This Is Why

The National Association of Letter Carriers, NALC, in association with the Pstal Service, has been conducting a national food drive on the 2nd Saturday in May for 13 years.

The Food Drive actually started quite a bit before that, on a local level right here in Phoenix. I believe the first year I started working as a letter carrier, 1978, was the second year for the Drive. It collects millions of pounds of donated canned and dry goods for distribution to food banks and charities across the US.

My current route, which encompasses a large seniors-only trailer park and an upscale neighborhod of large homes on half-acre lots, tends to get a lot of donations.

Most of this comes from the trailer park residents, a lot of whom are on restricted incomes themselves.
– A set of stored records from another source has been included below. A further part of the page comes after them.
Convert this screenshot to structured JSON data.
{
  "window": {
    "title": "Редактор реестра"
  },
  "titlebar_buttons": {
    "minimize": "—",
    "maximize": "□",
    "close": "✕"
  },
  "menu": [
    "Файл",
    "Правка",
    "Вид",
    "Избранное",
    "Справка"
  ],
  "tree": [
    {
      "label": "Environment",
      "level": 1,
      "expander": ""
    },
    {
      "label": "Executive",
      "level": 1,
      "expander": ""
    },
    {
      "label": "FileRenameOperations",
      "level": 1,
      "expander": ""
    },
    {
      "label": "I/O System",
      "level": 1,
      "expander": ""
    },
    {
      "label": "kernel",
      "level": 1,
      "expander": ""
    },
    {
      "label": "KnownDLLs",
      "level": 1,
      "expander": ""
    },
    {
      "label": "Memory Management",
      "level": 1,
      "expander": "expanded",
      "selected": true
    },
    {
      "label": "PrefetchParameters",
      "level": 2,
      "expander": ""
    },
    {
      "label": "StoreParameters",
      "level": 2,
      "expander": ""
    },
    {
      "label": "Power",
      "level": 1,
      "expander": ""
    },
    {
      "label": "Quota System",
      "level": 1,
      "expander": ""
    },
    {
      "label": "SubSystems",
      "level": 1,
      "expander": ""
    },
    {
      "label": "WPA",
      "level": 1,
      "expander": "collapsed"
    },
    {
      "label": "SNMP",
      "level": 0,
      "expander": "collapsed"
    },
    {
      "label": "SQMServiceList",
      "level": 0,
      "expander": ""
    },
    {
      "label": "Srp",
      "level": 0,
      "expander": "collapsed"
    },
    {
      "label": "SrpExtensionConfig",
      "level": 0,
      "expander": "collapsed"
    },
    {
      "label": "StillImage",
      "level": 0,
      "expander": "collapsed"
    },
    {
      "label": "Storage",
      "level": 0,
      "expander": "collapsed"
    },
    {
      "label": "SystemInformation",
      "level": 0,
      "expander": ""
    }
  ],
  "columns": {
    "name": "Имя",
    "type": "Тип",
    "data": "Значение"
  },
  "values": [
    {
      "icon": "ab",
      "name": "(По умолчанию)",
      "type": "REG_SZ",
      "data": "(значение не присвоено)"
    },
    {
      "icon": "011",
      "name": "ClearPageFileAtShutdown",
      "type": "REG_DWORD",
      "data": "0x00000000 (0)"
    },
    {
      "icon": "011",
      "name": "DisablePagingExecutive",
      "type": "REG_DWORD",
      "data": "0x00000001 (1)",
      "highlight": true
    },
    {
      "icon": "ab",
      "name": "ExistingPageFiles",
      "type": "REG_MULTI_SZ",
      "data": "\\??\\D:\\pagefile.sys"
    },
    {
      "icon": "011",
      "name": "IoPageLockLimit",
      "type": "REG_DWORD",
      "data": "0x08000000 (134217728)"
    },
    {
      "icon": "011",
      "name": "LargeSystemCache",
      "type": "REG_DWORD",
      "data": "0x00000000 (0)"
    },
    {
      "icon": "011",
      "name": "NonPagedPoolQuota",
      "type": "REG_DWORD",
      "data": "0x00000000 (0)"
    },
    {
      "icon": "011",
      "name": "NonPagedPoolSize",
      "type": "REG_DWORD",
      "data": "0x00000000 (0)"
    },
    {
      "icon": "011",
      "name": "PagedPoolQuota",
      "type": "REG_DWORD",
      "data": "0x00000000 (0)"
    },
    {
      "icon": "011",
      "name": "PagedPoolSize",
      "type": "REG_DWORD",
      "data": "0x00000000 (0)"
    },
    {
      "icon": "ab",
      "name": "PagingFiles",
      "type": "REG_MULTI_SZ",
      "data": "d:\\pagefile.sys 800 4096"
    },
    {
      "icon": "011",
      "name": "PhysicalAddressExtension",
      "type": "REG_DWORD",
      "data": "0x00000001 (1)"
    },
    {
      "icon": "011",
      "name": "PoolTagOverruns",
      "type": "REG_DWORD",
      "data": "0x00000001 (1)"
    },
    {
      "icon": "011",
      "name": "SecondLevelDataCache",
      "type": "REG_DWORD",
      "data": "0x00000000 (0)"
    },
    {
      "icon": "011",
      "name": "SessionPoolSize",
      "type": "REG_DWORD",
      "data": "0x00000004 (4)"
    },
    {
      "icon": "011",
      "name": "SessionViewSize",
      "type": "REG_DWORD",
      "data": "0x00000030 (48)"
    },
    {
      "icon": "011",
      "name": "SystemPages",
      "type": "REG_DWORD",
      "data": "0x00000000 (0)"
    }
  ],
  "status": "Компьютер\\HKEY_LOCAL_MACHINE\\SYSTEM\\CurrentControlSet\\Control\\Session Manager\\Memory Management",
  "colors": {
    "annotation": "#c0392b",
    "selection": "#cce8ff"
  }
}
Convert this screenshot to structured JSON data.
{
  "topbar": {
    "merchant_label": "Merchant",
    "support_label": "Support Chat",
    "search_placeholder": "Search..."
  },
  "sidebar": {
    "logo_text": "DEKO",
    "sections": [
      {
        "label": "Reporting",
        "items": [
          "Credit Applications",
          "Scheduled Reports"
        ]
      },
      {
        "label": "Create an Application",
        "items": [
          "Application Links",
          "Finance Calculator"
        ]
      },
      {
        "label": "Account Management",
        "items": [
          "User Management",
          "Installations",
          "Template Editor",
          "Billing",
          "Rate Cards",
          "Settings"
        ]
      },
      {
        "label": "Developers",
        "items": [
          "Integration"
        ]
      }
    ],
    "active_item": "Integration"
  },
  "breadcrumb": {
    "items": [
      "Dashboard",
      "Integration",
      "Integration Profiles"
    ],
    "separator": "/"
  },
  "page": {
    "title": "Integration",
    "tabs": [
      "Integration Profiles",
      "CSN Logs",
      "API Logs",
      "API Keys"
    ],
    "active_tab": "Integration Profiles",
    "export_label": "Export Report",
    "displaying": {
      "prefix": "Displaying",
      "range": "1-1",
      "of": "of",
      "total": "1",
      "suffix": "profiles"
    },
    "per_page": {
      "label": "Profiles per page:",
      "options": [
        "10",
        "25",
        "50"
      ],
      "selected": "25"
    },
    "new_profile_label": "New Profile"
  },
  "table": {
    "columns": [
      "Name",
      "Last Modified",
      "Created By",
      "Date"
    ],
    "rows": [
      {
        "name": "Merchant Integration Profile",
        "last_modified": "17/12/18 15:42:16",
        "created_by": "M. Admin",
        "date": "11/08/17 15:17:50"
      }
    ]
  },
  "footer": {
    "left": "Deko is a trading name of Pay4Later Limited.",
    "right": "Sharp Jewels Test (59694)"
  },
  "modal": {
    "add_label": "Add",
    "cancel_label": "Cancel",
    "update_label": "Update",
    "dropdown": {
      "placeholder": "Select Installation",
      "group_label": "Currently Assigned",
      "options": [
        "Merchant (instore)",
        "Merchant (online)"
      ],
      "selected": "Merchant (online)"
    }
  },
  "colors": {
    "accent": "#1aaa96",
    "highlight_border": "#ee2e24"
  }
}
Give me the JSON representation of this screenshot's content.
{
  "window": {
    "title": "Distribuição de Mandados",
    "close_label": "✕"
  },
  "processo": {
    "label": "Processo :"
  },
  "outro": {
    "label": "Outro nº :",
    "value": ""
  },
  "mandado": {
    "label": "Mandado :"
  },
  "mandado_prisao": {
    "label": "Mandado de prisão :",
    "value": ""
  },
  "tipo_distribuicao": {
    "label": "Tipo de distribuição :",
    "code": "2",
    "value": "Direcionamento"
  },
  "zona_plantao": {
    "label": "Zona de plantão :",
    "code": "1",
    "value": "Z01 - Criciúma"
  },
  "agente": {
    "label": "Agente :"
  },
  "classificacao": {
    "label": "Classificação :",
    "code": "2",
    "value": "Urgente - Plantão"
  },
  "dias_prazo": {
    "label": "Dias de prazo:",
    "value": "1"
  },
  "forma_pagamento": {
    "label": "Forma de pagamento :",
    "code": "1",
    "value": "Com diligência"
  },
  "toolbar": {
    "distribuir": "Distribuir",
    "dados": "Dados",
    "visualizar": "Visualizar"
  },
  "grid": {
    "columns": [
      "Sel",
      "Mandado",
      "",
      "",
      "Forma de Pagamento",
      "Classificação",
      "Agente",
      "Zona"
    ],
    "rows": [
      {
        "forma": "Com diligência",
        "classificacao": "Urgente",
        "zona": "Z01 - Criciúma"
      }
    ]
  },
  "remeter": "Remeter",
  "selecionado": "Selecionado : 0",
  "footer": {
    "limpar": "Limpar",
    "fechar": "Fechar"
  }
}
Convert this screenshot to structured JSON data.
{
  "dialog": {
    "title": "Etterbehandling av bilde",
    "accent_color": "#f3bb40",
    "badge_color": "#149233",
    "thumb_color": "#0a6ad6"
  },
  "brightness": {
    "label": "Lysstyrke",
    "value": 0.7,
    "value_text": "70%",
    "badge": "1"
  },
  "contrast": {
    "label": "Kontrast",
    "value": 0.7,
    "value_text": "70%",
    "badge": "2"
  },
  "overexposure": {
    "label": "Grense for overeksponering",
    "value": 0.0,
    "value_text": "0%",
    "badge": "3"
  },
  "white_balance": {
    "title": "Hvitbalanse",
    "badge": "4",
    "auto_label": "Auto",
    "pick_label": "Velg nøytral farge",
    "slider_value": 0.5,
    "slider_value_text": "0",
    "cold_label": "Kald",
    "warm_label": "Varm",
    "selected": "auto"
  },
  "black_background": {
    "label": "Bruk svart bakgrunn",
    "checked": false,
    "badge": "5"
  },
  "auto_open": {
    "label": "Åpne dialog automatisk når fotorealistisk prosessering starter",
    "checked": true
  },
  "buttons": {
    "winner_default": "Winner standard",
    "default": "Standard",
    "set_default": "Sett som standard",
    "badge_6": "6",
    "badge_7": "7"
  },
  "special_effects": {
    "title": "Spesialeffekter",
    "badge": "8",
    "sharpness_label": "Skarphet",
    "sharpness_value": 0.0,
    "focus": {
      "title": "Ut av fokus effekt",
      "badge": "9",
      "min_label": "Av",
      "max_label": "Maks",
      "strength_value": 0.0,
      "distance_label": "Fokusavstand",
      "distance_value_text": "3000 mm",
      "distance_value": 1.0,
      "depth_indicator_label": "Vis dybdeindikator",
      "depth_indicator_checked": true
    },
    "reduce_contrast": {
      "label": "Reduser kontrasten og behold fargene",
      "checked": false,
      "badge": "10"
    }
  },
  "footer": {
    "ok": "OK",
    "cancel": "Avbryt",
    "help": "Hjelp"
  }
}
Well over half the 350 residents of the park left out a bag of food, sometimes multiple bags, by their mailbox Saturday.

By contrast, of the 160 families in the upscale neighborhood, only about 25-30 left out donations.

And that was a better response from the upscalers than I've had in previous years.

And it was a lot better than the response I got from my previous route. That was mostly a very upscale, golf-course-outside-the-back-door gated community, a stone's throw from the million-dollar estates in Paradise Valley. The last time I collected from the over-300 residences there, I drove back to the station with a single plastic tray holding about two dozen cans.

It may be a cliche, but the empirical evidence I've seen on the food drives does seem to suggest that the more money a household has, the less likely they are to donate to charitable causes.

Why is that? And what would it take to change that?

1 comment:

Will Shetterly said...

Dude, rich people know that poor people deserve to be poor, because they're lazy or stupid or God hates them. Rich people who stop thinking that tend to stop being rich people--or they start spending more money on drugs or shrinks or religion.